"""

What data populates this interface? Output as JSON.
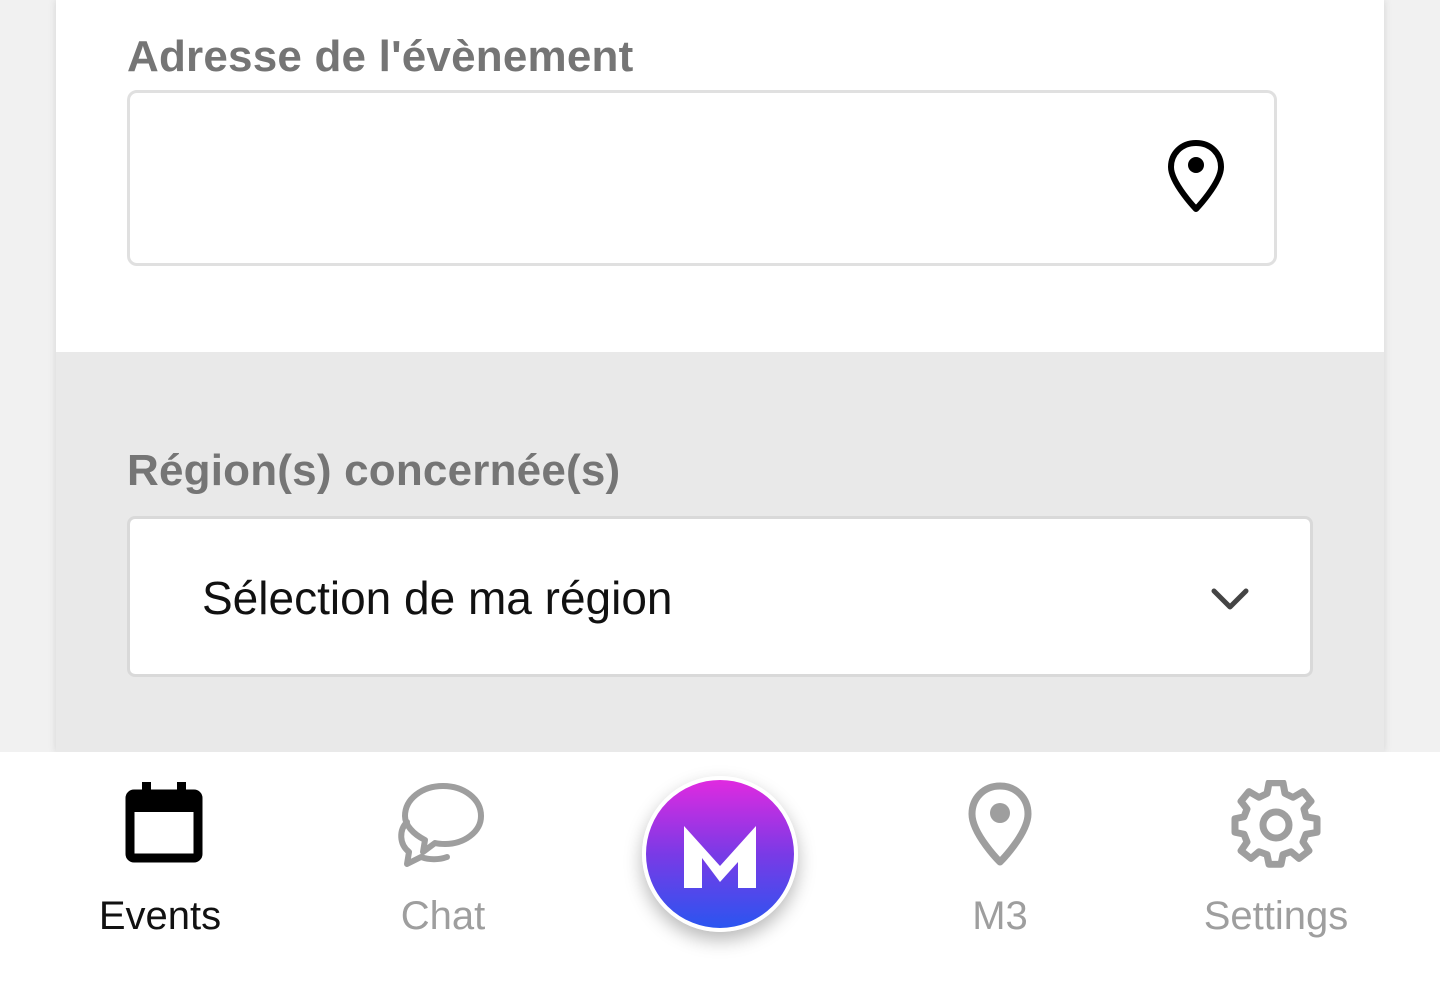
{
  "form": {
    "address": {
      "label": "Adresse de l'évènement",
      "value": "",
      "icon": "map-pin-icon"
    },
    "region": {
      "label": "Région(s) concernée(s)",
      "selected": "Sélection de ma région",
      "icon": "chevron-down-icon"
    }
  },
  "nav": {
    "items": [
      {
        "label": "Events",
        "icon": "calendar-icon",
        "active": true
      },
      {
        "label": "Chat",
        "icon": "chat-bubbles-icon",
        "active": false
      },
      {
        "label": "M3",
        "icon": "map-pin-icon",
        "active": false
      },
      {
        "label": "Settings",
        "icon": "gear-icon",
        "active": false
      }
    ],
    "center": {
      "icon": "app-logo-icon"
    }
  },
  "colors": {
    "label": "#757575",
    "active_nav": "#111111",
    "inactive_nav": "#9e9e9e",
    "gradient_top": "#e02ae0",
    "gradient_bottom": "#2a55f0"
  }
}
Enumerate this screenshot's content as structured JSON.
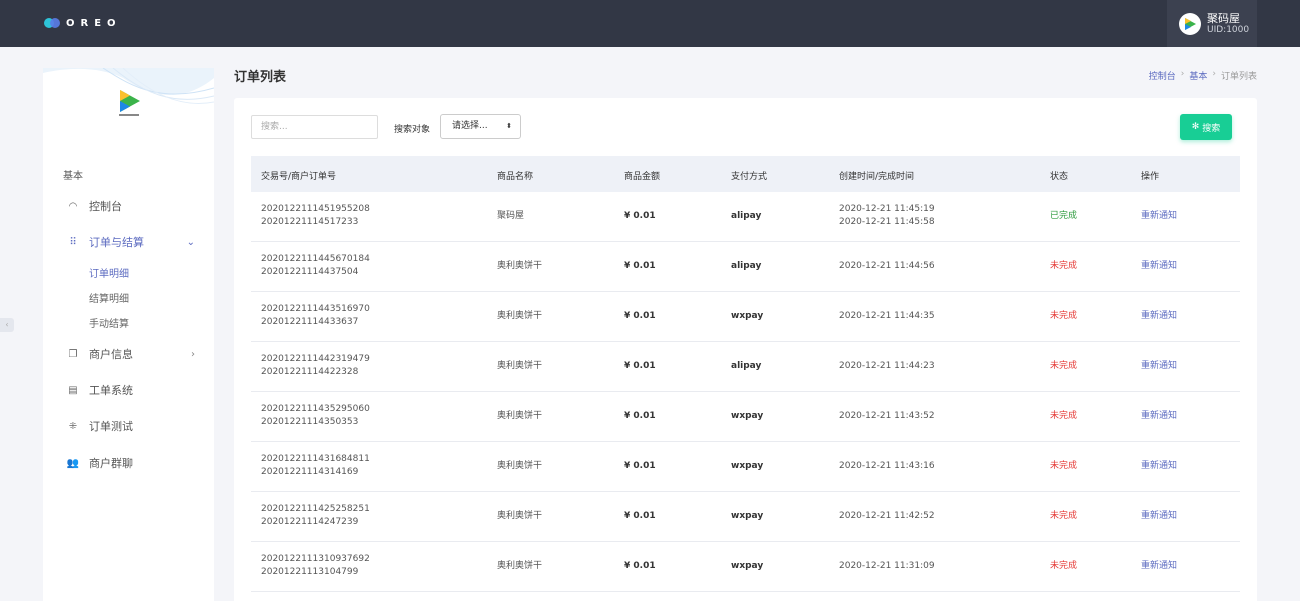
{
  "topbar": {
    "logo_text": "OREO",
    "user_name": "聚码屋",
    "user_uid": "UID:1000"
  },
  "sidebar": {
    "section": "基本",
    "items": [
      {
        "label": "控制台",
        "icon": "gauge-icon"
      },
      {
        "label": "订单与结算",
        "icon": "grid-icon"
      },
      {
        "label": "商户信息",
        "icon": "copy-icon"
      },
      {
        "label": "工单系统",
        "icon": "ticket-icon"
      },
      {
        "label": "订单测试",
        "icon": "test-icon"
      },
      {
        "label": "商户群聊",
        "icon": "group-icon"
      }
    ],
    "subitems": [
      "订单明细",
      "结算明细",
      "手动结算"
    ]
  },
  "header": {
    "title": "订单列表",
    "breadcrumb": [
      "控制台",
      "基本",
      "订单列表"
    ]
  },
  "search": {
    "placeholder": "搜索...",
    "target_label": "搜索对象",
    "select_value": "请选择...",
    "button_label": "搜索"
  },
  "table": {
    "columns": [
      "交易号/商户订单号",
      "商品名称",
      "商品金额",
      "支付方式",
      "创建时间/完成时间",
      "状态",
      "操作"
    ],
    "rows": [
      {
        "trade_no": "2020122111451955208",
        "order_no": "20201221114517233",
        "product": "聚码屋",
        "amount": "¥ 0.01",
        "pay": "alipay",
        "created": "2020-12-21 11:45:19",
        "finished": "2020-12-21 11:45:58",
        "status": "已完成",
        "action": "重新通知"
      },
      {
        "trade_no": "2020122111445670184",
        "order_no": "20201221114437504",
        "product": "奥利奥饼干",
        "amount": "¥ 0.01",
        "pay": "alipay",
        "created": "2020-12-21 11:44:56",
        "finished": "",
        "status": "未完成",
        "action": "重新通知"
      },
      {
        "trade_no": "2020122111443516970",
        "order_no": "20201221114433637",
        "product": "奥利奥饼干",
        "amount": "¥ 0.01",
        "pay": "wxpay",
        "created": "2020-12-21 11:44:35",
        "finished": "",
        "status": "未完成",
        "action": "重新通知"
      },
      {
        "trade_no": "2020122111442319479",
        "order_no": "20201221114422328",
        "product": "奥利奥饼干",
        "amount": "¥ 0.01",
        "pay": "alipay",
        "created": "2020-12-21 11:44:23",
        "finished": "",
        "status": "未完成",
        "action": "重新通知"
      },
      {
        "trade_no": "2020122111435295060",
        "order_no": "20201221114350353",
        "product": "奥利奥饼干",
        "amount": "¥ 0.01",
        "pay": "wxpay",
        "created": "2020-12-21 11:43:52",
        "finished": "",
        "status": "未完成",
        "action": "重新通知"
      },
      {
        "trade_no": "2020122111431684811",
        "order_no": "20201221114314169",
        "product": "奥利奥饼干",
        "amount": "¥ 0.01",
        "pay": "wxpay",
        "created": "2020-12-21 11:43:16",
        "finished": "",
        "status": "未完成",
        "action": "重新通知"
      },
      {
        "trade_no": "2020122111425258251",
        "order_no": "20201221114247239",
        "product": "奥利奥饼干",
        "amount": "¥ 0.01",
        "pay": "wxpay",
        "created": "2020-12-21 11:42:52",
        "finished": "",
        "status": "未完成",
        "action": "重新通知"
      },
      {
        "trade_no": "2020122111310937692",
        "order_no": "20201221113104799",
        "product": "奥利奥饼干",
        "amount": "¥ 0.01",
        "pay": "wxpay",
        "created": "2020-12-21 11:31:09",
        "finished": "",
        "status": "未完成",
        "action": "重新通知"
      }
    ]
  },
  "colors": {
    "topbar": "#323745",
    "accent": "#5c6bc0",
    "search_button": "#18ce95",
    "status_done": "#2e9b3e",
    "status_pending": "#e53935"
  }
}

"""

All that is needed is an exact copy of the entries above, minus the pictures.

What data populates this interface? Output as JSON.
{
  "form": {
    "address": {
      "label": "Adresse de l'évènement",
      "value": "",
      "icon": "map-pin-icon"
    },
    "region": {
      "label": "Région(s) concernée(s)",
      "selected": "Sélection de ma région",
      "icon": "chevron-down-icon"
    }
  },
  "nav": {
    "items": [
      {
        "label": "Events",
        "icon": "calendar-icon",
        "active": true
      },
      {
        "label": "Chat",
        "icon": "chat-bubbles-icon",
        "active": false
      },
      {
        "label": "M3",
        "icon": "map-pin-icon",
        "active": false
      },
      {
        "label": "Settings",
        "icon": "gear-icon",
        "active": false
      }
    ],
    "center": {
      "icon": "app-logo-icon"
    }
  },
  "colors": {
    "label": "#757575",
    "active_nav": "#111111",
    "inactive_nav": "#9e9e9e",
    "gradient_top": "#e02ae0",
    "gradient_bottom": "#2a55f0"
  }
}
Enumerate this screenshot's content as structured JSON.
{
  "topbar": {
    "logo_text": "OREO",
    "user_name": "聚码屋",
    "user_uid": "UID:1000"
  },
  "sidebar": {
    "section": "基本",
    "items": [
      {
        "label": "控制台",
        "icon": "gauge-icon"
      },
      {
        "label": "订单与结算",
        "icon": "grid-icon"
      },
      {
        "label": "商户信息",
        "icon": "copy-icon"
      },
      {
        "label": "工单系统",
        "icon": "ticket-icon"
      },
      {
        "label": "订单测试",
        "icon": "test-icon"
      },
      {
        "label": "商户群聊",
        "icon": "group-icon"
      }
    ],
    "subitems": [
      "订单明细",
      "结算明细",
      "手动结算"
    ]
  },
  "header": {
    "title": "订单列表",
    "breadcrumb": [
      "控制台",
      "基本",
      "订单列表"
    ]
  },
  "search": {
    "placeholder": "搜索...",
    "target_label": "搜索对象",
    "select_value": "请选择...",
    "button_label": "搜索"
  },
  "table": {
    "columns": [
      "交易号/商户订单号",
      "商品名称",
      "商品金额",
      "支付方式",
      "创建时间/完成时间",
      "状态",
      "操作"
    ],
    "rows": [
      {
        "trade_no": "2020122111451955208",
        "order_no": "20201221114517233",
        "product": "聚码屋",
        "amount": "¥ 0.01",
        "pay": "alipay",
        "created": "2020-12-21 11:45:19",
        "finished": "2020-12-21 11:45:58",
        "status": "已完成",
        "action": "重新通知"
      },
      {
        "trade_no": "2020122111445670184",
        "order_no": "20201221114437504",
        "product": "奥利奥饼干",
        "amount": "¥ 0.01",
        "pay": "alipay",
        "created": "2020-12-21 11:44:56",
        "finished": "",
        "status": "未完成",
        "action": "重新通知"
      },
      {
        "trade_no": "2020122111443516970",
        "order_no": "20201221114433637",
        "product": "奥利奥饼干",
        "amount": "¥ 0.01",
        "pay": "wxpay",
        "created": "2020-12-21 11:44:35",
        "finished": "",
        "status": "未完成",
        "action": "重新通知"
      },
      {
        "trade_no": "2020122111442319479",
        "order_no": "20201221114422328",
        "product": "奥利奥饼干",
        "amount": "¥ 0.01",
        "pay": "alipay",
        "created": "2020-12-21 11:44:23",
        "finished": "",
        "status": "未完成",
        "action": "重新通知"
      },
      {
        "trade_no": "2020122111435295060",
        "order_no": "20201221114350353",
        "product": "奥利奥饼干",
        "amount": "¥ 0.01",
        "pay": "wxpay",
        "created": "2020-12-21 11:43:52",
        "finished": "",
        "status": "未完成",
        "action": "重新通知"
      },
      {
        "trade_no": "2020122111431684811",
        "order_no": "20201221114314169",
        "product": "奥利奥饼干",
        "amount": "¥ 0.01",
        "pay": "wxpay",
        "created": "2020-12-21 11:43:16",
        "finished": "",
        "status": "未完成",
        "action": "重新通知"
      },
      {
        "trade_no": "2020122111425258251",
        "order_no": "20201221114247239",
        "product": "奥利奥饼干",
        "amount": "¥ 0.01",
        "pay": "wxpay",
        "created": "2020-12-21 11:42:52",
        "finished": "",
        "status": "未完成",
        "action": "重新通知"
      },
      {
        "trade_no": "2020122111310937692",
        "order_no": "20201221113104799",
        "product": "奥利奥饼干",
        "amount": "¥ 0.01",
        "pay": "wxpay",
        "created": "2020-12-21 11:31:09",
        "finished": "",
        "status": "未完成",
        "action": "重新通知"
      }
    ]
  },
  "colors": {
    "topbar": "#323745",
    "accent": "#5c6bc0",
    "search_button": "#18ce95",
    "status_done": "#2e9b3e",
    "status_pending": "#e53935"
  }
}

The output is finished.